DIRECTIONS FOR THIS TASK: What lines in the following entries hold the word "zoom"? Copy each one.

DATA SHOWN:
↓↓↓
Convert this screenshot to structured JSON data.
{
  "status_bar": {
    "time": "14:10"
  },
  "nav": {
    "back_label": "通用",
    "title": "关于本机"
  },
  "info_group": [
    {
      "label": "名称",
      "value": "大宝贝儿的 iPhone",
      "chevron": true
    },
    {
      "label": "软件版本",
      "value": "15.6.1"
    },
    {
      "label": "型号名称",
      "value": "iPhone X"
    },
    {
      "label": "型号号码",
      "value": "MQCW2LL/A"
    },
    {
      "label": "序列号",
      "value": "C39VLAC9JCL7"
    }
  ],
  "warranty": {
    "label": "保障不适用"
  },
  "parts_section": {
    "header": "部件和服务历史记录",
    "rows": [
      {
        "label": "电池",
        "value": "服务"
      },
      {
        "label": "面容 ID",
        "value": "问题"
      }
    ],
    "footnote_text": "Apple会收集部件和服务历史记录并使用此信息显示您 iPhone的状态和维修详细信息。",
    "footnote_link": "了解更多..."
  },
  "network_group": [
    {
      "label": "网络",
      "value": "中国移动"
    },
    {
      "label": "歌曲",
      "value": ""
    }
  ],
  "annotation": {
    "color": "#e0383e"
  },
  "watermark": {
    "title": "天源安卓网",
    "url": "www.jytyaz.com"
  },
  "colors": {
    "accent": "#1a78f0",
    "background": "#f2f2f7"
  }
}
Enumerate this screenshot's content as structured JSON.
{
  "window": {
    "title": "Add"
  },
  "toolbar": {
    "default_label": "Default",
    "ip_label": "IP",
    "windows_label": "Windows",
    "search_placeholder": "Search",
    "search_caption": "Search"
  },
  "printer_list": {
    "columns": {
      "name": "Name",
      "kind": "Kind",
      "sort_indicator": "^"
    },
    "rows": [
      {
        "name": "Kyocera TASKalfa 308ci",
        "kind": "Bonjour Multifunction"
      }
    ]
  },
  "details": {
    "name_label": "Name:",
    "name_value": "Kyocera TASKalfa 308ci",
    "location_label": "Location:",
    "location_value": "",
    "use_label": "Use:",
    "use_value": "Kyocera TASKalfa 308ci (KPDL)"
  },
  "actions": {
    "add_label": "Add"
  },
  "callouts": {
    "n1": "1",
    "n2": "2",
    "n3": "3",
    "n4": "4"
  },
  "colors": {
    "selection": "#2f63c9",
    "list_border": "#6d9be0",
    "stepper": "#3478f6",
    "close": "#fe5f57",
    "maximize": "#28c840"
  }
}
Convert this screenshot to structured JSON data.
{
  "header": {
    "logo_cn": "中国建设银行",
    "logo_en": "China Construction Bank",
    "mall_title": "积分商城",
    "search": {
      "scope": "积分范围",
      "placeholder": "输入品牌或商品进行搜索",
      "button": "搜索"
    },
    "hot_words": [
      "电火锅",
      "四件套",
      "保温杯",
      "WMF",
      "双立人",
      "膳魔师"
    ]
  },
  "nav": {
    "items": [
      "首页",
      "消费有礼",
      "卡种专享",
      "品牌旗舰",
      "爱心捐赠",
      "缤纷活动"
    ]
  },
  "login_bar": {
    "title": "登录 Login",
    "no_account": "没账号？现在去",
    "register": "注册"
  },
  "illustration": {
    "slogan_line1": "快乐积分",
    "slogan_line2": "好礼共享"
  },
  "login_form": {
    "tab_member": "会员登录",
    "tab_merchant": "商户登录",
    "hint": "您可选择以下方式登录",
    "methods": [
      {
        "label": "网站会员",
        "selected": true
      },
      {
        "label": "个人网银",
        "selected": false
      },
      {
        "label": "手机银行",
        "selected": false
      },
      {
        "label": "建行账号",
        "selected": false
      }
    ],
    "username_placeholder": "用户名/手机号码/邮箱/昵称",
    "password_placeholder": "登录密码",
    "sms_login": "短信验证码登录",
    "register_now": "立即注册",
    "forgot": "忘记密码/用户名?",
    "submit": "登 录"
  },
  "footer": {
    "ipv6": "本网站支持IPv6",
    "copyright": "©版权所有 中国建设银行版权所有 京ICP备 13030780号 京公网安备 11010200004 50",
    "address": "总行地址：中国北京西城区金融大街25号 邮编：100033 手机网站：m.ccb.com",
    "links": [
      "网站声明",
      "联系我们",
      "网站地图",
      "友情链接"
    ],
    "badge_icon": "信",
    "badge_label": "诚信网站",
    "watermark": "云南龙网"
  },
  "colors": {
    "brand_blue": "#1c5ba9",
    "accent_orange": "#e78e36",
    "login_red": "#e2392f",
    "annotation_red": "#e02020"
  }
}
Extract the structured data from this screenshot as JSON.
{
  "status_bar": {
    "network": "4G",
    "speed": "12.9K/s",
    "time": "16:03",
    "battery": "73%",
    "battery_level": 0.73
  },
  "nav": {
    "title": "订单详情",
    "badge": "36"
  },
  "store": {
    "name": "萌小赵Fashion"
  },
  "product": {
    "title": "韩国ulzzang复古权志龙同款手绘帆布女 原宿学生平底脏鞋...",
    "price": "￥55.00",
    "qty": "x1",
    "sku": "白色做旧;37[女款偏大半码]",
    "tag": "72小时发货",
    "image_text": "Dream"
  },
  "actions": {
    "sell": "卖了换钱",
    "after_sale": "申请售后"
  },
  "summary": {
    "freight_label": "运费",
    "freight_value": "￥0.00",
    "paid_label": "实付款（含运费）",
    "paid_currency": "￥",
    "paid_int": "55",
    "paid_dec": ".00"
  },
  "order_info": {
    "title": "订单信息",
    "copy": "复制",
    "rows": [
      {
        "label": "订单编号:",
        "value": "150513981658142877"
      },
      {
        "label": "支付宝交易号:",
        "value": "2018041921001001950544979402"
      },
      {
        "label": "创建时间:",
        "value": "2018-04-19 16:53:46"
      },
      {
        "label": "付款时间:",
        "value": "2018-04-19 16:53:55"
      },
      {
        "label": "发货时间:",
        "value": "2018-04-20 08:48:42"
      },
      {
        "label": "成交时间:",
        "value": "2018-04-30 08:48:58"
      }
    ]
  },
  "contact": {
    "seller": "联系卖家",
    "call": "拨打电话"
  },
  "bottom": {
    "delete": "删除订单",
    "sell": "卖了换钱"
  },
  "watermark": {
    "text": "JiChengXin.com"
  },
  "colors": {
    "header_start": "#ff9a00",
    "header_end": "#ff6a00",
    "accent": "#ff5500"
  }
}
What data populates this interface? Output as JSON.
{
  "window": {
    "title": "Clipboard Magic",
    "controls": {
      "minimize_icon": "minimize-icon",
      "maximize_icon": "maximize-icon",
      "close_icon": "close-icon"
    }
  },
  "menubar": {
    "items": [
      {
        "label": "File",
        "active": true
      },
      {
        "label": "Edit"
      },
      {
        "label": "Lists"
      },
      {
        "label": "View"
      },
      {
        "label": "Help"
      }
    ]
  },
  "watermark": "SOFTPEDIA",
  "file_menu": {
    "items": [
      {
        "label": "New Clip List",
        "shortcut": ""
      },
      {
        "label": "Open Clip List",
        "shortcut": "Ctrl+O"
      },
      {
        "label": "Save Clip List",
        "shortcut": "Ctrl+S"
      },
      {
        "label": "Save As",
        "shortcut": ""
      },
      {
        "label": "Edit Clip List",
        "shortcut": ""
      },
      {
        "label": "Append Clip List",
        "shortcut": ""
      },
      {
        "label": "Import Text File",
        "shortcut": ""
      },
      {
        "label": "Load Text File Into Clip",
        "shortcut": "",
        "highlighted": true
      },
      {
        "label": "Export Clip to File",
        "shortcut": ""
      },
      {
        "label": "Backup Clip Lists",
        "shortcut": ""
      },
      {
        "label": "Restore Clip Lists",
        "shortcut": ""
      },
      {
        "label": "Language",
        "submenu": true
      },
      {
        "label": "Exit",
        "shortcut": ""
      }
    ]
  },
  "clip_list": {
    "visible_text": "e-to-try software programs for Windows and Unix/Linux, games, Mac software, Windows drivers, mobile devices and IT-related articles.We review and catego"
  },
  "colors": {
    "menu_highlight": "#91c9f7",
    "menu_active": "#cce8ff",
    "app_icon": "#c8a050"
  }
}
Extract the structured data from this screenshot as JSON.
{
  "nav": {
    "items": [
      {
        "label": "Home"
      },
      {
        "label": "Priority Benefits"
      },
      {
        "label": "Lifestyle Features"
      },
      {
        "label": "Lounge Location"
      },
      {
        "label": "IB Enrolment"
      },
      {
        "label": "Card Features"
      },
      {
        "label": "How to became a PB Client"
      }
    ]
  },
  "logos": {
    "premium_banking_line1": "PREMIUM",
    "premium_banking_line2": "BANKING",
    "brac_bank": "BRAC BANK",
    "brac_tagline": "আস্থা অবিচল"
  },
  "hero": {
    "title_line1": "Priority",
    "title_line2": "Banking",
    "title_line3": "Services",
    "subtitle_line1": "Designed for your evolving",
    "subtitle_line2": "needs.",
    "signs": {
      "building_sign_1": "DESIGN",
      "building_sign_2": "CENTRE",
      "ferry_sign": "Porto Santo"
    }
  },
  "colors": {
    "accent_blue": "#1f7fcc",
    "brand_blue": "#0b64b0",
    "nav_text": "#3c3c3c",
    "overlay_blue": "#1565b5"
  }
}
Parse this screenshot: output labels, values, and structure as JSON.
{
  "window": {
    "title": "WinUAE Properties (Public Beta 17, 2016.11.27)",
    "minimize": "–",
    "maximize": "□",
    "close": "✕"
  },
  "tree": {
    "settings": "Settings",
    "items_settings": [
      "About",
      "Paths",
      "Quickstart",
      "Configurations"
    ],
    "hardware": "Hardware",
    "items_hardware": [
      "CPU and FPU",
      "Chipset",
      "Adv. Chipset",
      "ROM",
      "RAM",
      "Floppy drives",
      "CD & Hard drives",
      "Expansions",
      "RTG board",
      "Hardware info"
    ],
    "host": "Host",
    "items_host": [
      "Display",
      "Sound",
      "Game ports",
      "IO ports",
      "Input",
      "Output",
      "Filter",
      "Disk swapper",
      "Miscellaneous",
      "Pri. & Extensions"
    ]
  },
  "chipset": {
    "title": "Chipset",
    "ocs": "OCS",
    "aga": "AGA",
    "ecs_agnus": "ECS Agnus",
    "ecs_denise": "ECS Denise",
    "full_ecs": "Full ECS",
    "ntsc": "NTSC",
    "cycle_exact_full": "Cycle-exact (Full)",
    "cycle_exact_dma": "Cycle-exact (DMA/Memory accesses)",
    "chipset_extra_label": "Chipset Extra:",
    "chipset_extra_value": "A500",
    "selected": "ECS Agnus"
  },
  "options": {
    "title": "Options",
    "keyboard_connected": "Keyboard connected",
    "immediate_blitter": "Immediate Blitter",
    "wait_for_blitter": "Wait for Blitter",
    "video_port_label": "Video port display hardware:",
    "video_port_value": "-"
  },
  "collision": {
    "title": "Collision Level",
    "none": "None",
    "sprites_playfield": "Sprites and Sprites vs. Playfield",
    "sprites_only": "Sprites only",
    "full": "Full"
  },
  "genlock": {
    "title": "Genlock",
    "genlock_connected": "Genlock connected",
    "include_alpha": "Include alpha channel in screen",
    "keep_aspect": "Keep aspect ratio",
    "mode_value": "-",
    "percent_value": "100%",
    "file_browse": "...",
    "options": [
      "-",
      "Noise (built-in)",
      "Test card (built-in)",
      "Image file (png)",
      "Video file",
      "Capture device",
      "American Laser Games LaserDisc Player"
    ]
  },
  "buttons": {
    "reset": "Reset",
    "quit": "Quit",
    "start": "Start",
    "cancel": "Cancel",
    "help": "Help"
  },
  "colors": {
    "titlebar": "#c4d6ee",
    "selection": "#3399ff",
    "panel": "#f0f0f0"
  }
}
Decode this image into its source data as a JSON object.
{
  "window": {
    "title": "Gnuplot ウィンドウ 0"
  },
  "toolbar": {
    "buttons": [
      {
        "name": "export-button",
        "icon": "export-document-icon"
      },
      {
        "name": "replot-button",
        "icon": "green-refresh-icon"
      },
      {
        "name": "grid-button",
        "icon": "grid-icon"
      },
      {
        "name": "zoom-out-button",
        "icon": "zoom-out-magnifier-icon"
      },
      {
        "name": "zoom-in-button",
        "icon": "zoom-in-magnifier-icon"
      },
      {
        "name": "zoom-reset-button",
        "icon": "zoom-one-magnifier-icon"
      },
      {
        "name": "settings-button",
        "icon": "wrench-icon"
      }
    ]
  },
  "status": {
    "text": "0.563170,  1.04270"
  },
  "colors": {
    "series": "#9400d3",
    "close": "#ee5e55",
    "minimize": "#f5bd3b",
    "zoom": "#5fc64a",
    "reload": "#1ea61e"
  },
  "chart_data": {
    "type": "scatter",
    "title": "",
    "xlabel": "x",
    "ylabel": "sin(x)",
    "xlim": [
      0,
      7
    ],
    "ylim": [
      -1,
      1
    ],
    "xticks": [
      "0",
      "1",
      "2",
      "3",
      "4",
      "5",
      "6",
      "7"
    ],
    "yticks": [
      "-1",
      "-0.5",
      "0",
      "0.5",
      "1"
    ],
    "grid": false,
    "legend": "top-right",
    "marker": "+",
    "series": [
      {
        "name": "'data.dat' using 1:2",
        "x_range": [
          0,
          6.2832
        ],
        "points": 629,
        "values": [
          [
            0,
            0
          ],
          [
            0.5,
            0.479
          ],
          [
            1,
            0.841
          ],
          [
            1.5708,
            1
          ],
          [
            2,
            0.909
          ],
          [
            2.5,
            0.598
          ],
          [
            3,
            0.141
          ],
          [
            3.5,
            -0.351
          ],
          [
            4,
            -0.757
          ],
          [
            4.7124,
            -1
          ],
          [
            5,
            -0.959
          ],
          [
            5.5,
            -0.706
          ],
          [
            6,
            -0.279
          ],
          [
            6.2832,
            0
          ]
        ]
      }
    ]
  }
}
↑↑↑
EXPECTED OUTPUT:
        "name": "zoom-out-button",
        "icon": "zoom-out-magnifier-icon"
        "name": "zoom-in-button",
        "icon": "zoom-in-magnifier-icon"
        "name": "zoom-reset-button",
        "icon": "zoom-one-magnifier-icon"
    "zoom": "#5fc64a",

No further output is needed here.